“Till today, my mum blames herself for what happened, but she shouldn’t. What I learned from the incident was that sometimes bad things happen and you can’t do anything about it. You just have to move on after that and believe that there is still good in the world.”
According to Royal Malaysia Police’s (RMP) Sexual and Child Investigation department ACP Hamidah Yunus, parents should never leave their children unattended, even for a moment.
“There have been many cases when parents were so engrossed in their own activities that they forget the risk of leaving their children alone somewhere. According to the Child’s Act, these parents can be fined for their negligence and jailed for up to two years for endangering a child’s life,” she said.
Bobbie Ariff had merely taken her eyes off her son for a minute when the five-year-old disappeared. The family was leaving a crowded makeshift fast food outlet at a fun fair in Port Dickson when she realised her son was missing.
“I looked around at all the adults who were with us and none of them were holding my child. I freaked out almost immediately,” Bobbie, now in her 50s, recalled.
During the panic that ensued, Bobbie and her husband managed to stay calm and organised family and friends to look after the other children while the rest branched out in search of their missing child.
“It was crowded and noisy; there were children running around and concert music was blaring in the background. I was in tears and was just basically looking everywhere.
“I actually saw two policemen who were doing their rounds and ran up to them frantically asking for their help.
“My mind was literally blank. When you’re in that situation, you can’t think. Suddenly every little boy was wearing the same coloured T-shirt as my child. ,” shared Bobbie, a freelance translator.
It took half an hour of frantic searching before Bobbie and her husband spotted their boy standing by the fence around the fairground’s amusement rides.
“Aizam was just standing there staring at the ride; my husband and I spotted him at the same time from two different corners and we just ran towards him and hugged him,” Bobbie said.
“The whole ordeal was only half an hour, but it felt like the longest half an hour of my life.

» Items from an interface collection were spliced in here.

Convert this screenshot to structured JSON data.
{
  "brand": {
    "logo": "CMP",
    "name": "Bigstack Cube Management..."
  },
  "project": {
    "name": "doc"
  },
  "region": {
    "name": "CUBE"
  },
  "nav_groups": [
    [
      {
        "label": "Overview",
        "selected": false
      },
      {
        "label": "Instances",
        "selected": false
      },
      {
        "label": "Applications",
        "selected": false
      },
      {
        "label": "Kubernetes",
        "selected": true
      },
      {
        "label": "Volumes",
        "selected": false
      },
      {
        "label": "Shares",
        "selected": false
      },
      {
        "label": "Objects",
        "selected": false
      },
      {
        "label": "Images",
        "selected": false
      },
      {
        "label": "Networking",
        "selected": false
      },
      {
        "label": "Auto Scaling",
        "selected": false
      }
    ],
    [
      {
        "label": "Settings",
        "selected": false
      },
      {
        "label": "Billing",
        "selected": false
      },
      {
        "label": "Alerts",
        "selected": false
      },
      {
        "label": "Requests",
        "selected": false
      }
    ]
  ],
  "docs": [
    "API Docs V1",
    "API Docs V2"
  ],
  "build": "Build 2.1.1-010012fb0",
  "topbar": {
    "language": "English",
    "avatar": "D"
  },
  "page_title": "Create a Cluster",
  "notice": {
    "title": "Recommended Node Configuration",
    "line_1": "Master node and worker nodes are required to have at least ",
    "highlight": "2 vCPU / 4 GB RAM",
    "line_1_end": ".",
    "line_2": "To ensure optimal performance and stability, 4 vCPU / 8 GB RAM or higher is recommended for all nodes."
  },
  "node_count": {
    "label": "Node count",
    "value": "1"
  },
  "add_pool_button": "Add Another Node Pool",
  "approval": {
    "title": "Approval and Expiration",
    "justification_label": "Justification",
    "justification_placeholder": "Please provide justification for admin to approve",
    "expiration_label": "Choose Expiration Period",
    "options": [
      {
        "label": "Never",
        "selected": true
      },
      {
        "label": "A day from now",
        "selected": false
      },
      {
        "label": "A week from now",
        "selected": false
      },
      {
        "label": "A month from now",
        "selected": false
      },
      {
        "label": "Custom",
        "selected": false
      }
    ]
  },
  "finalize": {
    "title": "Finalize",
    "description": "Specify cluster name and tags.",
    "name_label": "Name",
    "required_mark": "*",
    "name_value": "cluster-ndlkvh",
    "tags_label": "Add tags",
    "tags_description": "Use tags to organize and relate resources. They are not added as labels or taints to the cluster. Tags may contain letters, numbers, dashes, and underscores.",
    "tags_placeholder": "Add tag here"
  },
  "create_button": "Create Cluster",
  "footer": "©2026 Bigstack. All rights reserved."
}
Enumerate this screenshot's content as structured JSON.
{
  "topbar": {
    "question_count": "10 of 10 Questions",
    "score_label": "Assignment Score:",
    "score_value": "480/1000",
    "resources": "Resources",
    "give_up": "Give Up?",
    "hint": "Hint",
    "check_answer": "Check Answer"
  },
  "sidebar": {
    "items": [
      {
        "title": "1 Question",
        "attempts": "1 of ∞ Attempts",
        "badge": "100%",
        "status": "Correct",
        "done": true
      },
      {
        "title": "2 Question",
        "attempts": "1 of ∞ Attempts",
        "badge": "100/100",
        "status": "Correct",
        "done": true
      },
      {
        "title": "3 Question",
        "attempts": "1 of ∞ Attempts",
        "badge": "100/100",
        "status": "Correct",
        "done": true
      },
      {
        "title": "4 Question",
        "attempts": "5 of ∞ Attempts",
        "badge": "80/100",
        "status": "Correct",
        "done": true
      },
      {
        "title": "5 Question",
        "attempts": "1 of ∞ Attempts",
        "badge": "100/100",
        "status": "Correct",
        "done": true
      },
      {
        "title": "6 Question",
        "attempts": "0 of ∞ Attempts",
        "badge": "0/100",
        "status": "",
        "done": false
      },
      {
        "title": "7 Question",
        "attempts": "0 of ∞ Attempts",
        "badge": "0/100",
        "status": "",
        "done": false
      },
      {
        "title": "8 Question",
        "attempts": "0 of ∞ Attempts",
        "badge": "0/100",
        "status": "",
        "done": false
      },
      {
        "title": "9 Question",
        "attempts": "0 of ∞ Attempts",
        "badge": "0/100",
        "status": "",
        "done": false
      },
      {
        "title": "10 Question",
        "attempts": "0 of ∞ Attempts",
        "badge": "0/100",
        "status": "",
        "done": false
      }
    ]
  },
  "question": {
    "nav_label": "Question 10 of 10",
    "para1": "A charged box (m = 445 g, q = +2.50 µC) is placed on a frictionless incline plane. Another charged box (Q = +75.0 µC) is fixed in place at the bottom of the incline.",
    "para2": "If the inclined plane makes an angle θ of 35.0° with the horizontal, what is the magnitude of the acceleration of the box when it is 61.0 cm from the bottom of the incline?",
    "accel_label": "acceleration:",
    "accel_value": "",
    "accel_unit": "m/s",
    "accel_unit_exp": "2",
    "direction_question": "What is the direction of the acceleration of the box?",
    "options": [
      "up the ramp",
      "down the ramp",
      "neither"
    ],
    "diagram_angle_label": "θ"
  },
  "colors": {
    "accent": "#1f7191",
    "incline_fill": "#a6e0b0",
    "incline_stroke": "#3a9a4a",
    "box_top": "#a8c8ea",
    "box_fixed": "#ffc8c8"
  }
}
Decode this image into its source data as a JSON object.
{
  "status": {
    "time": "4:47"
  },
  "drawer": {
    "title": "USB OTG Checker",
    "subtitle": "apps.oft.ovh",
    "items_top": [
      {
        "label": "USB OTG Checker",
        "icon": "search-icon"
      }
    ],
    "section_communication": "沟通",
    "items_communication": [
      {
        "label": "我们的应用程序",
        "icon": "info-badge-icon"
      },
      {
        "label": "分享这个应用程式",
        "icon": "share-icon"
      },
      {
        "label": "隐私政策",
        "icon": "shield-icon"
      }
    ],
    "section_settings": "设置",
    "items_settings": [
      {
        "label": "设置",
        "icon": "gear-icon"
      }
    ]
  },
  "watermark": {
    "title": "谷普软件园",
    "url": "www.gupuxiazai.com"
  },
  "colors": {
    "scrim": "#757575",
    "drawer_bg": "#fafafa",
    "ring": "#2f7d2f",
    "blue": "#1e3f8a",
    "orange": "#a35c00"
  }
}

I learned that you can never, ever let your guard down even for one second when it comes to watching over your children.
“As parents, your children are your sole responsibility; no one else’s. Aizam is now 24, but talking about it still gives me goosebumps.”
The onus is also on parents to teach children they should never walk off without adult supervision, says homemaker Nik Yasmin Dianara Kamil, the founder and president of the Child Safety Awareness (CSA) group on Facebook, formed in 2012 out of concern for the safety of children.
“Parents must make it a point to talk to their children about personal safety. Keep reminding them over and over so that they know to ask for your permission before going off on their own, and are aware that they should never follow strangers or accept anything from them.
“Parents should keep an eye out for their children at all times, especially in crowded areas. I’ve seen a lot of families who allow their children to roam free in shopping malls – they probably think that nothing bad will happen to them, but why take chances?”
* Not her real name.
>This Child Safety Awareness campaign is brought to you by RHB Banking Group in collaboration with The Star.